• **EXERCISE DIRECTIONS**: An exact copy of the data below is required; return it in full.

• **SUPPLIED DATA**:
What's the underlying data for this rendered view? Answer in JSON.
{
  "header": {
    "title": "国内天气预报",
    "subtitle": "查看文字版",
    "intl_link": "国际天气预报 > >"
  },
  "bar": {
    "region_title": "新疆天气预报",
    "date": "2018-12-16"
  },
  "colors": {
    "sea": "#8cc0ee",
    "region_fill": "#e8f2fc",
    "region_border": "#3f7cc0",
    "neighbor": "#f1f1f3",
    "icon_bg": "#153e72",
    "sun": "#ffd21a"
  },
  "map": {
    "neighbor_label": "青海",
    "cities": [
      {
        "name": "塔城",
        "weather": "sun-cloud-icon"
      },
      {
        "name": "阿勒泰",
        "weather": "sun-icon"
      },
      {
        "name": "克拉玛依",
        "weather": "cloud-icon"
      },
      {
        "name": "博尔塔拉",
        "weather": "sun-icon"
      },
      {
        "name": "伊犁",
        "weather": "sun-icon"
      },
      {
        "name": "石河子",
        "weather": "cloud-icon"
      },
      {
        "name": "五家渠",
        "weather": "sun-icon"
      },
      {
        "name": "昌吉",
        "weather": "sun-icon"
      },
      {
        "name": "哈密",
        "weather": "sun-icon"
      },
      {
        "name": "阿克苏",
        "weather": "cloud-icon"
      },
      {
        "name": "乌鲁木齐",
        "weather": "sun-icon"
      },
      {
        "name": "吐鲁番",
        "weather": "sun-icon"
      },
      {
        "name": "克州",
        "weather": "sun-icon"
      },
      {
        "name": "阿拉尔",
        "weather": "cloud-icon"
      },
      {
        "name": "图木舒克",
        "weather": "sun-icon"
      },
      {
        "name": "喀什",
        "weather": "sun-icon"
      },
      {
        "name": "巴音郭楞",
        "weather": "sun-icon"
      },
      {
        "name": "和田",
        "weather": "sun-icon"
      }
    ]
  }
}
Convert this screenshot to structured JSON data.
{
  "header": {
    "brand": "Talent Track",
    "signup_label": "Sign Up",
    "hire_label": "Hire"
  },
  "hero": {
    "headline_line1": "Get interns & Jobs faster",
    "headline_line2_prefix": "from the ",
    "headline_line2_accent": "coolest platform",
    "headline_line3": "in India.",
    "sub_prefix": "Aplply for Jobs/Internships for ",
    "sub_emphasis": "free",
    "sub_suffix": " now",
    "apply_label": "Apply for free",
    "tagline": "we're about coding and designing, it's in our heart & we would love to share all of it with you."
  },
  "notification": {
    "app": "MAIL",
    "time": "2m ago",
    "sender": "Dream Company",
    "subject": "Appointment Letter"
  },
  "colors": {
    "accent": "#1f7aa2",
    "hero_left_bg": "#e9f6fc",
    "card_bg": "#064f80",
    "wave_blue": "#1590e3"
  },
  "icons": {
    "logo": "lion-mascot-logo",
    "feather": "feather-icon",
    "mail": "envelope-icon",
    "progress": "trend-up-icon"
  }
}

• **TASK RESPONSE**:
What's the underlying data for this rendered view? Answer in JSON.
{
  "header": {
    "title": "国内天气预报",
    "subtitle": "查看文字版",
    "intl_link": "国际天气预报 > >"
  },
  "bar": {
    "region_title": "新疆天气预报",
    "date": "2018-12-16"
  },
  "colors": {
    "sea": "#8cc0ee",
    "region_fill": "#e8f2fc",
    "region_border": "#3f7cc0",
    "neighbor": "#f1f1f3",
    "icon_bg": "#153e72",
    "sun": "#ffd21a"
  },
  "map": {
    "neighbor_label": "青海",
    "cities": [
      {
        "name": "塔城",
        "weather": "sun-cloud-icon"
      },
      {
        "name": "阿勒泰",
        "weather": "sun-icon"
      },
      {
        "name": "克拉玛依",
        "weather": "cloud-icon"
      },
      {
        "name": "博尔塔拉",
        "weather": "sun-icon"
      },
      {
        "name": "伊犁",
        "weather": "sun-icon"
      },
      {
        "name": "石河子",
        "weather": "cloud-icon"
      },
      {
        "name": "五家渠",
        "weather": "sun-icon"
      },
      {
        "name": "昌吉",
        "weather": "sun-icon"
      },
      {
        "name": "哈密",
        "weather": "sun-icon"
      },
      {
        "name": "阿克苏",
        "weather": "cloud-icon"
      },
      {
        "name": "乌鲁木齐",
        "weather": "sun-icon"
      },
      {
        "name": "吐鲁番",
        "weather": "sun-icon"
      },
      {
        "name": "克州",
        "weather": "sun-icon"
      },
      {
        "name": "阿拉尔",
        "weather": "cloud-icon"
      },
      {
        "name": "图木舒克",
        "weather": "sun-icon"
      },
      {
        "name": "喀什",
        "weather": "sun-icon"
      },
      {
        "name": "巴音郭楞",
        "weather": "sun-icon"
      },
      {
        "name": "和田",
        "weather": "sun-icon"
      }
    ]
  }
}
Convert this screenshot to structured JSON data.
{
  "header": {
    "brand": "Talent Track",
    "signup_label": "Sign Up",
    "hire_label": "Hire"
  },
  "hero": {
    "headline_line1": "Get interns & Jobs faster",
    "headline_line2_prefix": "from the ",
    "headline_line2_accent": "coolest platform",
    "headline_line3": "in India.",
    "sub_prefix": "Aplply for Jobs/Internships for ",
    "sub_emphasis": "free",
    "sub_suffix": " now",
    "apply_label": "Apply for free",
    "tagline": "we're about coding and designing, it's in our heart & we would love to share all of it with you."
  },
  "notification": {
    "app": "MAIL",
    "time": "2m ago",
    "sender": "Dream Company",
    "subject": "Appointment Letter"
  },
  "colors": {
    "accent": "#1f7aa2",
    "hero_left_bg": "#e9f6fc",
    "card_bg": "#064f80",
    "wave_blue": "#1590e3"
  },
  "icons": {
    "logo": "lion-mascot-logo",
    "feather": "feather-icon",
    "mail": "envelope-icon",
    "progress": "trend-up-icon"
  }
}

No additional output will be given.